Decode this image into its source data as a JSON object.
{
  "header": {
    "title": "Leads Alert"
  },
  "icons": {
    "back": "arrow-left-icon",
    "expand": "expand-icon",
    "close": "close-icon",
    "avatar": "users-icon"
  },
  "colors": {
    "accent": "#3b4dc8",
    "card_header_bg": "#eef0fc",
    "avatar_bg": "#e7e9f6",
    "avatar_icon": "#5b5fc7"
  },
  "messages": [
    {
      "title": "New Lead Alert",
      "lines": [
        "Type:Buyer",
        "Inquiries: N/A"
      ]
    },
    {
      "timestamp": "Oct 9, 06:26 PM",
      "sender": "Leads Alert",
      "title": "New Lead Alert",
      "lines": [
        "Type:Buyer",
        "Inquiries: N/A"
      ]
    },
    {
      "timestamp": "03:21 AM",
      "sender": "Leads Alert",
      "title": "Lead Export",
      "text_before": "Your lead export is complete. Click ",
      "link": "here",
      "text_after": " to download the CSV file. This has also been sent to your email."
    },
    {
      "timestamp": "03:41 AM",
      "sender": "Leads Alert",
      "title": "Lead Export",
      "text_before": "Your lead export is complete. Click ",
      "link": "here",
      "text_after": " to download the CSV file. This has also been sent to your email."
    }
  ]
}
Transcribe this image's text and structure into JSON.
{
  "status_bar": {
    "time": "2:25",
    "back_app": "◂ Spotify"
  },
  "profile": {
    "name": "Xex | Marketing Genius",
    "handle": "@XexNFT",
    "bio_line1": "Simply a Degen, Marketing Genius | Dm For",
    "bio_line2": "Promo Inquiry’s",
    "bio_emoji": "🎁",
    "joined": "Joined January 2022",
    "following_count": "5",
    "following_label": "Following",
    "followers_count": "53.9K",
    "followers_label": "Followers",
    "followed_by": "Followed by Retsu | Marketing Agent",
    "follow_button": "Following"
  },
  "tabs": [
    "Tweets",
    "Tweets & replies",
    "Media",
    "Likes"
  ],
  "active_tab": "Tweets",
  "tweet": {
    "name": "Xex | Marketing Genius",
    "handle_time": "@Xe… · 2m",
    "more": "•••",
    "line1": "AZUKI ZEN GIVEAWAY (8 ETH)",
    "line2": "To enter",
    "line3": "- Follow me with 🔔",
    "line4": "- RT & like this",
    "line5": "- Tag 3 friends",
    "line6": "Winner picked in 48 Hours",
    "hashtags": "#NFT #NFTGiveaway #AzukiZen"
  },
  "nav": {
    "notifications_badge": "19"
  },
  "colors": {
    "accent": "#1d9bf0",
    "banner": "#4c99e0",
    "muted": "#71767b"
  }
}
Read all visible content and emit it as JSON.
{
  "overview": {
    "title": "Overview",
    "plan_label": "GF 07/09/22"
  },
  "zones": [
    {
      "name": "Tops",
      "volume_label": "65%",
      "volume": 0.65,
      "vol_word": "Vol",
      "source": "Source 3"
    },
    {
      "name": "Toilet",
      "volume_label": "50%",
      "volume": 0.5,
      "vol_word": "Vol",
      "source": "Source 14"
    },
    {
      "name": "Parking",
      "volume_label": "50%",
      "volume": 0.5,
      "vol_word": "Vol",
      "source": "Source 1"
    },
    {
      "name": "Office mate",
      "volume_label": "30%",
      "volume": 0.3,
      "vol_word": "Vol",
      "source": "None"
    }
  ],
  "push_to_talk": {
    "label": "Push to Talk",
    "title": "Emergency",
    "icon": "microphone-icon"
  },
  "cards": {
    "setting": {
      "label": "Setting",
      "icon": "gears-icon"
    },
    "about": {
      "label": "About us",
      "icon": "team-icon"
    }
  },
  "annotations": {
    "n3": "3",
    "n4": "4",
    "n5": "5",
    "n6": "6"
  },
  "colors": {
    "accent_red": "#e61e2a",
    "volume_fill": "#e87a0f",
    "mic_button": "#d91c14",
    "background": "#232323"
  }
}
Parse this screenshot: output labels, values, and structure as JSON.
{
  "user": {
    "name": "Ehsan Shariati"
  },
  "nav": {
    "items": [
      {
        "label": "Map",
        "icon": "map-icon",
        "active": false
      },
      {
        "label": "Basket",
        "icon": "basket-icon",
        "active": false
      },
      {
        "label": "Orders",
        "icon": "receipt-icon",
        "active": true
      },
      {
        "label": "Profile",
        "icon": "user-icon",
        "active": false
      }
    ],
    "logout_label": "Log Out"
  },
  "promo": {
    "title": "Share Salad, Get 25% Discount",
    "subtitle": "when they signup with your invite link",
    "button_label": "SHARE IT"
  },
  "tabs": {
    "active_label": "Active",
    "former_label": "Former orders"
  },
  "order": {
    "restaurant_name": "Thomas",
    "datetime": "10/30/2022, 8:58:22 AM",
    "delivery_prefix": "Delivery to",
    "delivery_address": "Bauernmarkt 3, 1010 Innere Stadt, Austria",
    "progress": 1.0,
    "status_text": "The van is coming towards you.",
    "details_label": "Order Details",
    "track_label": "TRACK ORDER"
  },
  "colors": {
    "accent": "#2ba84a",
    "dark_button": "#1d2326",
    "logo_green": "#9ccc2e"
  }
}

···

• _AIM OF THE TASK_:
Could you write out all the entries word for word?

• _RESULT FOR THIS TASK_:
Decode this image into its source data as a JSON object.
{
  "header": {
    "title": "Leads Alert"
  },
  "icons": {
    "back": "arrow-left-icon",
    "expand": "expand-icon",
    "close": "close-icon",
    "avatar": "users-icon"
  },
  "colors": {
    "accent": "#3b4dc8",
    "card_header_bg": "#eef0fc",
    "avatar_bg": "#e7e9f6",
    "avatar_icon": "#5b5fc7"
  },
  "messages": [
    {
      "title": "New Lead Alert",
      "lines": [
        "Type:Buyer",
        "Inquiries: N/A"
      ]
    },
    {
      "timestamp": "Oct 9, 06:26 PM",
      "sender": "Leads Alert",
      "title": "New Lead Alert",
      "lines": [
        "Type:Buyer",
        "Inquiries: N/A"
      ]
    },
    {
      "timestamp": "03:21 AM",
      "sender": "Leads Alert",
      "title": "Lead Export",
      "text_before": "Your lead export is complete. Click ",
      "link": "here",
      "text_after": " to download the CSV file. This has also been sent to your email."
    },
    {
      "timestamp": "03:41 AM",
      "sender": "Leads Alert",
      "title": "Lead Export",
      "text_before": "Your lead export is complete. Click ",
      "link": "here",
      "text_after": " to download the CSV file. This has also been sent to your email."
    }
  ]
}
Transcribe this image's text and structure into JSON.
{
  "status_bar": {
    "time": "2:25",
    "back_app": "◂ Spotify"
  },
  "profile": {
    "name": "Xex | Marketing Genius",
    "handle": "@XexNFT",
    "bio_line1": "Simply a Degen, Marketing Genius | Dm For",
    "bio_line2": "Promo Inquiry’s",
    "bio_emoji": "🎁",
    "joined": "Joined January 2022",
    "following_count": "5",
    "following_label": "Following",
    "followers_count": "53.9K",
    "followers_label": "Followers",
    "followed_by": "Followed by Retsu | Marketing Agent",
    "follow_button": "Following"
  },
  "tabs": [
    "Tweets",
    "Tweets & replies",
    "Media",
    "Likes"
  ],
  "active_tab": "Tweets",
  "tweet": {
    "name": "Xex | Marketing Genius",
    "handle_time": "@Xe… · 2m",
    "more": "•••",
    "line1": "AZUKI ZEN GIVEAWAY (8 ETH)",
    "line2": "To enter",
    "line3": "- Follow me with 🔔",
    "line4": "- RT & like this",
    "line5": "- Tag 3 friends",
    "line6": "Winner picked in 48 Hours",
    "hashtags": "#NFT #NFTGiveaway #AzukiZen"
  },
  "nav": {
    "notifications_badge": "19"
  },
  "colors": {
    "accent": "#1d9bf0",
    "banner": "#4c99e0",
    "muted": "#71767b"
  }
}
Read all visible content and emit it as JSON.
{
  "overview": {
    "title": "Overview",
    "plan_label": "GF 07/09/22"
  },
  "zones": [
    {
      "name": "Tops",
      "volume_label": "65%",
      "volume": 0.65,
      "vol_word": "Vol",
      "source": "Source 3"
    },
    {
      "name": "Toilet",
      "volume_label": "50%",
      "volume": 0.5,
      "vol_word": "Vol",
      "source": "Source 14"
    },
    {
      "name": "Parking",
      "volume_label": "50%",
      "volume": 0.5,
      "vol_word": "Vol",
      "source": "Source 1"
    },
    {
      "name": "Office mate",
      "volume_label": "30%",
      "volume": 0.3,
      "vol_word": "Vol",
      "source": "None"
    }
  ],
  "push_to_talk": {
    "label": "Push to Talk",
    "title": "Emergency",
    "icon": "microphone-icon"
  },
  "cards": {
    "setting": {
      "label": "Setting",
      "icon": "gears-icon"
    },
    "about": {
      "label": "About us",
      "icon": "team-icon"
    }
  },
  "annotations": {
    "n3": "3",
    "n4": "4",
    "n5": "5",
    "n6": "6"
  },
  "colors": {
    "accent_red": "#e61e2a",
    "volume_fill": "#e87a0f",
    "mic_button": "#d91c14",
    "background": "#232323"
  }
}
Parse this screenshot: output labels, values, and structure as JSON.
{
  "user": {
    "name": "Ehsan Shariati"
  },
  "nav": {
    "items": [
      {
        "label": "Map",
        "icon": "map-icon",
        "active": false
      },
      {
        "label": "Basket",
        "icon": "basket-icon",
        "active": false
      },
      {
        "label": "Orders",
        "icon": "receipt-icon",
        "active": true
      },
      {
        "label": "Profile",
        "icon": "user-icon",
        "active": false
      }
    ],
    "logout_label": "Log Out"
  },
  "promo": {
    "title": "Share Salad, Get 25% Discount",
    "subtitle": "when they signup with your invite link",
    "button_label": "SHARE IT"
  },
  "tabs": {
    "active_label": "Active",
    "former_label": "Former orders"
  },
  "order": {
    "restaurant_name": "Thomas",
    "datetime": "10/30/2022, 8:58:22 AM",
    "delivery_prefix": "Delivery to",
    "delivery_address": "Bauernmarkt 3, 1010 Innere Stadt, Austria",
    "progress": 1.0,
    "status_text": "The van is coming towards you.",
    "details_label": "Order Details",
    "track_label": "TRACK ORDER"
  },
  "colors": {
    "accent": "#2ba84a",
    "dark_button": "#1d2326",
    "logo_green": "#9ccc2e"
  }
}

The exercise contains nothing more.